■ **What you have to do**: Copy out each line of the listing below that contains the word "icon".

■ **Data**:
■ ■ ■ ■

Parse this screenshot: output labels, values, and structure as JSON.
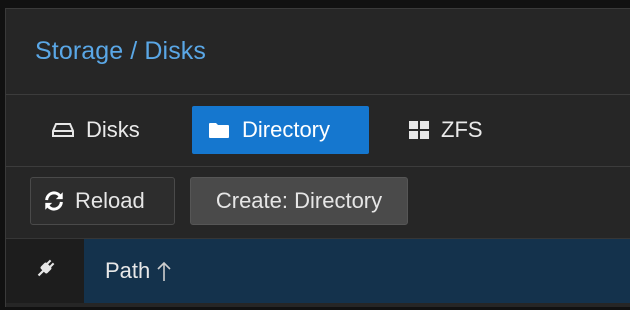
{
  "header": {
    "title": "Storage / Disks"
  },
  "tabs": [
    {
      "label": "Disks",
      "icon": "hdd-icon",
      "active": false
    },
    {
      "label": "Directory",
      "icon": "folder-icon",
      "active": true
    },
    {
      "label": "ZFS",
      "icon": "grid-icon",
      "active": false
    }
  ],
  "toolbar": {
    "reload_label": "Reload",
    "create_label": "Create: Directory"
  },
  "grid": {
    "columns": [
      {
        "label": "",
        "icon": "plug-icon"
      },
      {
        "label": "Path",
        "sort": "ascending"
      }
    ]
  },
  "colors": {
    "accent": "#1577cf",
    "title": "#5aa7e6",
    "background": "#262626",
    "grid_header": "#14324c"
  }
}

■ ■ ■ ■

■ **Reply to the exercise**:
      "icon": "hdd-icon",
      "icon": "folder-icon",
      "icon": "grid-icon",
        "icon": "plug-icon"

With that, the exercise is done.